++++ Data for review ++++

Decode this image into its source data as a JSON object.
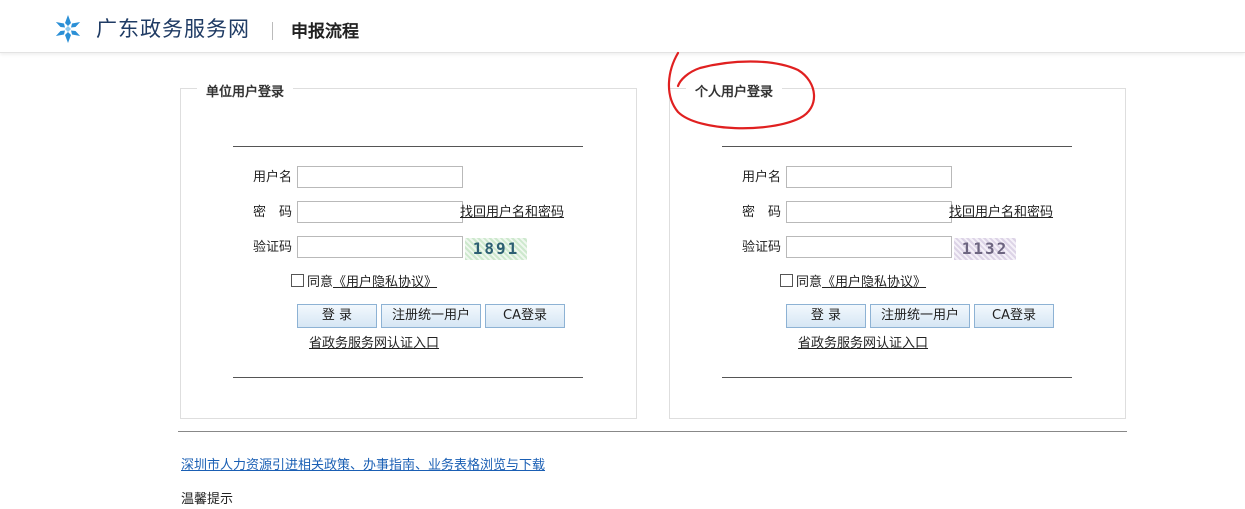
{
  "header": {
    "site_name": "广东政务服务网",
    "page_title": "申报流程",
    "logo_icon": "snowflake-logo-icon",
    "brand_color": "#2a8fd6"
  },
  "unit_login": {
    "legend": "单位用户登录",
    "username_label": "用户名",
    "password_label": "密　码",
    "captcha_label": "验证码",
    "username_value": "",
    "password_value": "",
    "captcha_value": "",
    "find_link": "找回用户名和密码",
    "captcha_code": "1891",
    "agree_prefix": "同意",
    "agree_link": "《用户隐私协议》",
    "login_button": "登 录",
    "register_button": "注册统一用户",
    "ca_button": "CA登录",
    "portal_link": "省政务服务网认证入口"
  },
  "personal_login": {
    "legend": "个人用户登录",
    "username_label": "用户名",
    "password_label": "密　码",
    "captcha_label": "验证码",
    "username_value": "",
    "password_value": "",
    "captcha_value": "",
    "find_link": "找回用户名和密码",
    "captcha_code": "1132",
    "agree_prefix": "同意",
    "agree_link": "《用户隐私协议》",
    "login_button": "登 录",
    "register_button": "注册统一用户",
    "ca_button": "CA登录",
    "portal_link": "省政务服务网认证入口"
  },
  "footer": {
    "policy_link": "深圳市人力资源引进相关政策、办事指南、业务表格浏览与下载",
    "partial_text": "温馨提示"
  },
  "annotation": {
    "color": "#e02020"
  }
}
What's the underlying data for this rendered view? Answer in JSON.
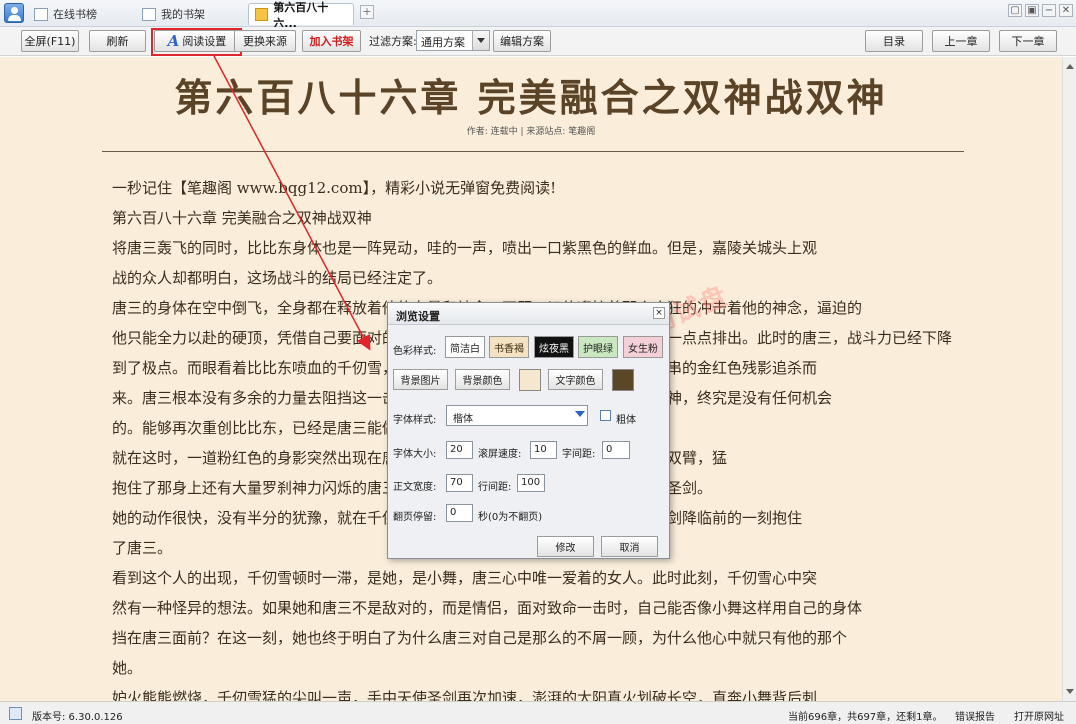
{
  "tabs": [
    {
      "label": "在线书榜",
      "icon": "grid-icon"
    },
    {
      "label": "我的书架",
      "icon": "bookshelf-icon"
    },
    {
      "label": "第六百八十六...",
      "icon": "book-icon",
      "active": true
    }
  ],
  "tab_add": "+",
  "window_buttons": [
    "▢",
    "▣",
    "−",
    "✕"
  ],
  "toolbar": {
    "fullscreen": "全屏(F11)",
    "refresh": "刷新",
    "reading_settings": "阅读设置",
    "change_source": "更换来源",
    "add_to_shelf": "加入书架",
    "filter_label": "过滤方案:",
    "filter_value": "通用方案",
    "edit_scheme": "编辑方案",
    "toc": "目录",
    "prev_chapter": "上一章",
    "next_chapter": "下一章"
  },
  "chapter": {
    "title": "第六百八十六章  完美融合之双神战双神",
    "meta": "作者: 连载中  |  来源站点: 笔趣阁",
    "lines": [
      "一秒记住【笔趣阁 www.bqg12.com】，精彩小说无弹窗免费阅读!",
      "    第六百八十六章  完美融合之双神战双神",
      "    将唐三轰飞的同时，比比东身体也是一阵晃动，哇的一声，喷出一口紫黑色的鲜血。但是，嘉陵关城头上观",
      "战的众人却都明白，这场战斗的结局已经注定了。",
      "    唐三的身体在空中倒飞，全身都在释放着他的力量和神念，不顾一切的迎接着那个疯狂的冲击着他的神念，逼迫的",
      "他只能全力以赴的硬顶，凭借自己要面对的一切去阻挡那宛如地狱般的力量。千仞雪一点点排出。此时的唐三，战斗力已经下降",
      "到了极点。而眼看着比比东喷血的千仞雪，手中天使圣剑高高举起，在空中带起一连串的金红色残影追杀而",
      "来。唐三根本没有多余的力量去阻挡这一击，他甚至已经无法再次凝聚天使神和罗刹神，终究是没有任何机会",
      "的。能够再次重创比比东，已经是唐三能做到的极限了。",
      "    就在这时，一道粉红色的身影突然出现在唐三身前，她没有去阻挡千仞雪，只是张开双臂，猛",
      "抱住了那身上还有大量罗刹神力闪烁的唐三，用自己的后背迎向了那斩落下来的天使圣剑。",
      "    她的动作很快，没有半分的犹豫，就在千仞雪的天使圣剑即将斩落之前，也在天使圣剑降临前的一刻抱住",
      "了唐三。",
      "    看到这个人的出现，千仞雪顿时一滞，是她，是小舞，唐三心中唯一爱着的女人。此时此刻，千仞雪心中突",
      "然有一种怪异的想法。如果她和唐三不是敌对的，而是情侣，面对致命一击时，自己能否像小舞这样用自己的身体",
      "挡在唐三面前？在这一刻，她也终于明白了为什么唐三对自己是那么的不屑一顾，为什么他心中就只有他的那个",
      "她。",
      "    妒火熊熊燃烧，千仞雪猛的尖叫一声，手中天使圣剑再次加速，澎湃的太阳真火划破长空，直奔小舞背后刺"
    ]
  },
  "watermark": "bbs.byhash.com 测试盘",
  "dialog": {
    "title": "浏览设置",
    "close": "×",
    "color_scheme_label": "色彩样式:",
    "schemes": [
      {
        "label": "简洁白",
        "bg": "#ffffff",
        "fg": "#222222"
      },
      {
        "label": "书香褐",
        "bg": "#f4e2c2",
        "fg": "#3a2a10"
      },
      {
        "label": "炫夜黑",
        "bg": "#111111",
        "fg": "#ffffff"
      },
      {
        "label": "护眼绿",
        "bg": "#c9e8c0",
        "fg": "#222222"
      },
      {
        "label": "女生粉",
        "bg": "#f4cfd6",
        "fg": "#222222"
      }
    ],
    "bg_image": "背景图片",
    "bg_color": "背景颜色",
    "bg_color_value": "#f6e7cf",
    "text_color": "文字颜色",
    "text_color_value": "#5b4628",
    "font_style_label": "字体样式:",
    "font_value": "楷体",
    "bold_label": "粗体",
    "font_size_label": "字体大小:",
    "font_size": "20",
    "scroll_speed_label": "滚屏速度:",
    "scroll_speed": "10",
    "char_spacing_label": "字间距:",
    "char_spacing": "0",
    "text_width_label": "正文宽度:",
    "text_width": "70",
    "line_spacing_label": "行间距:",
    "line_spacing": "100",
    "page_pause_label": "翻页停留:",
    "page_pause": "0",
    "page_pause_hint": "秒(0为不翻页)",
    "ok": "修改",
    "cancel": "取消"
  },
  "status": {
    "version": "版本号: 6.30.0.126",
    "position": "当前696章，共697章，还剩1章。",
    "report": "错误报告",
    "open_url": "打开原网址"
  },
  "colors": {
    "reader_bg": "#faeedb",
    "annotation_red": "#e0262b"
  }
}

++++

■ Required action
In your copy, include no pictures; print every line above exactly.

■ Exercise response
Decode this image into its source data as a JSON object.
{
  "header": {
    "site_name": "广东政务服务网",
    "page_title": "申报流程",
    "logo_icon": "snowflake-logo-icon",
    "brand_color": "#2a8fd6"
  },
  "unit_login": {
    "legend": "单位用户登录",
    "username_label": "用户名",
    "password_label": "密　码",
    "captcha_label": "验证码",
    "username_value": "",
    "password_value": "",
    "captcha_value": "",
    "find_link": "找回用户名和密码",
    "captcha_code": "1891",
    "agree_prefix": "同意",
    "agree_link": "《用户隐私协议》",
    "login_button": "登 录",
    "register_button": "注册统一用户",
    "ca_button": "CA登录",
    "portal_link": "省政务服务网认证入口"
  },
  "personal_login": {
    "legend": "个人用户登录",
    "username_label": "用户名",
    "password_label": "密　码",
    "captcha_label": "验证码",
    "username_value": "",
    "password_value": "",
    "captcha_value": "",
    "find_link": "找回用户名和密码",
    "captcha_code": "1132",
    "agree_prefix": "同意",
    "agree_link": "《用户隐私协议》",
    "login_button": "登 录",
    "register_button": "注册统一用户",
    "ca_button": "CA登录",
    "portal_link": "省政务服务网认证入口"
  },
  "footer": {
    "policy_link": "深圳市人力资源引进相关政策、办事指南、业务表格浏览与下载",
    "partial_text": "温馨提示"
  },
  "annotation": {
    "color": "#e02020"
  }
}
What's the underlying data for this rendered view? Answer in JSON.
{
  "tabs": [
    {
      "label": "在线书榜",
      "icon": "grid-icon"
    },
    {
      "label": "我的书架",
      "icon": "bookshelf-icon"
    },
    {
      "label": "第六百八十六...",
      "icon": "book-icon",
      "active": true
    }
  ],
  "tab_add": "+",
  "window_buttons": [
    "▢",
    "▣",
    "−",
    "✕"
  ],
  "toolbar": {
    "fullscreen": "全屏(F11)",
    "refresh": "刷新",
    "reading_settings": "阅读设置",
    "change_source": "更换来源",
    "add_to_shelf": "加入书架",
    "filter_label": "过滤方案:",
    "filter_value": "通用方案",
    "edit_scheme": "编辑方案",
    "toc": "目录",
    "prev_chapter": "上一章",
    "next_chapter": "下一章"
  },
  "chapter": {
    "title": "第六百八十六章  完美融合之双神战双神",
    "meta": "作者: 连载中  |  来源站点: 笔趣阁",
    "lines": [
      "一秒记住【笔趣阁 www.bqg12.com】，精彩小说无弹窗免费阅读!",
      "    第六百八十六章  完美融合之双神战双神",
      "    将唐三轰飞的同时，比比东身体也是一阵晃动，哇的一声，喷出一口紫黑色的鲜血。但是，嘉陵关城头上观",
      "战的众人却都明白，这场战斗的结局已经注定了。",
      "    唐三的身体在空中倒飞，全身都在释放着他的力量和神念，不顾一切的迎接着那个疯狂的冲击着他的神念，逼迫的",
      "他只能全力以赴的硬顶，凭借自己要面对的一切去阻挡那宛如地狱般的力量。千仞雪一点点排出。此时的唐三，战斗力已经下降",
      "到了极点。而眼看着比比东喷血的千仞雪，手中天使圣剑高高举起，在空中带起一连串的金红色残影追杀而",
      "来。唐三根本没有多余的力量去阻挡这一击，他甚至已经无法再次凝聚天使神和罗刹神，终究是没有任何机会",
      "的。能够再次重创比比东，已经是唐三能做到的极限了。",
      "    就在这时，一道粉红色的身影突然出现在唐三身前，她没有去阻挡千仞雪，只是张开双臂，猛",
      "抱住了那身上还有大量罗刹神力闪烁的唐三，用自己的后背迎向了那斩落下来的天使圣剑。",
      "    她的动作很快，没有半分的犹豫，就在千仞雪的天使圣剑即将斩落之前，也在天使圣剑降临前的一刻抱住",
      "了唐三。",
      "    看到这个人的出现，千仞雪顿时一滞，是她，是小舞，唐三心中唯一爱着的女人。此时此刻，千仞雪心中突",
      "然有一种怪异的想法。如果她和唐三不是敌对的，而是情侣，面对致命一击时，自己能否像小舞这样用自己的身体",
      "挡在唐三面前？在这一刻，她也终于明白了为什么唐三对自己是那么的不屑一顾，为什么他心中就只有他的那个",
      "她。",
      "    妒火熊熊燃烧，千仞雪猛的尖叫一声，手中天使圣剑再次加速，澎湃的太阳真火划破长空，直奔小舞背后刺"
    ]
  },
  "watermark": "bbs.byhash.com 测试盘",
  "dialog": {
    "title": "浏览设置",
    "close": "×",
    "color_scheme_label": "色彩样式:",
    "schemes": [
      {
        "label": "简洁白",
        "bg": "#ffffff",
        "fg": "#222222"
      },
      {
        "label": "书香褐",
        "bg": "#f4e2c2",
        "fg": "#3a2a10"
      },
      {
        "label": "炫夜黑",
        "bg": "#111111",
        "fg": "#ffffff"
      },
      {
        "label": "护眼绿",
        "bg": "#c9e8c0",
        "fg": "#222222"
      },
      {
        "label": "女生粉",
        "bg": "#f4cfd6",
        "fg": "#222222"
      }
    ],
    "bg_image": "背景图片",
    "bg_color": "背景颜色",
    "bg_color_value": "#f6e7cf",
    "text_color": "文字颜色",
    "text_color_value": "#5b4628",
    "font_style_label": "字体样式:",
    "font_value": "楷体",
    "bold_label": "粗体",
    "font_size_label": "字体大小:",
    "font_size": "20",
    "scroll_speed_label": "滚屏速度:",
    "scroll_speed": "10",
    "char_spacing_label": "字间距:",
    "char_spacing": "0",
    "text_width_label": "正文宽度:",
    "text_width": "70",
    "line_spacing_label": "行间距:",
    "line_spacing": "100",
    "page_pause_label": "翻页停留:",
    "page_pause": "0",
    "page_pause_hint": "秒(0为不翻页)",
    "ok": "修改",
    "cancel": "取消"
  },
  "status": {
    "version": "版本号: 6.30.0.126",
    "position": "当前696章，共697章，还剩1章。",
    "report": "错误报告",
    "open_url": "打开原网址"
  },
  "colors": {
    "reader_bg": "#faeedb",
    "annotation_red": "#e0262b"
  }
}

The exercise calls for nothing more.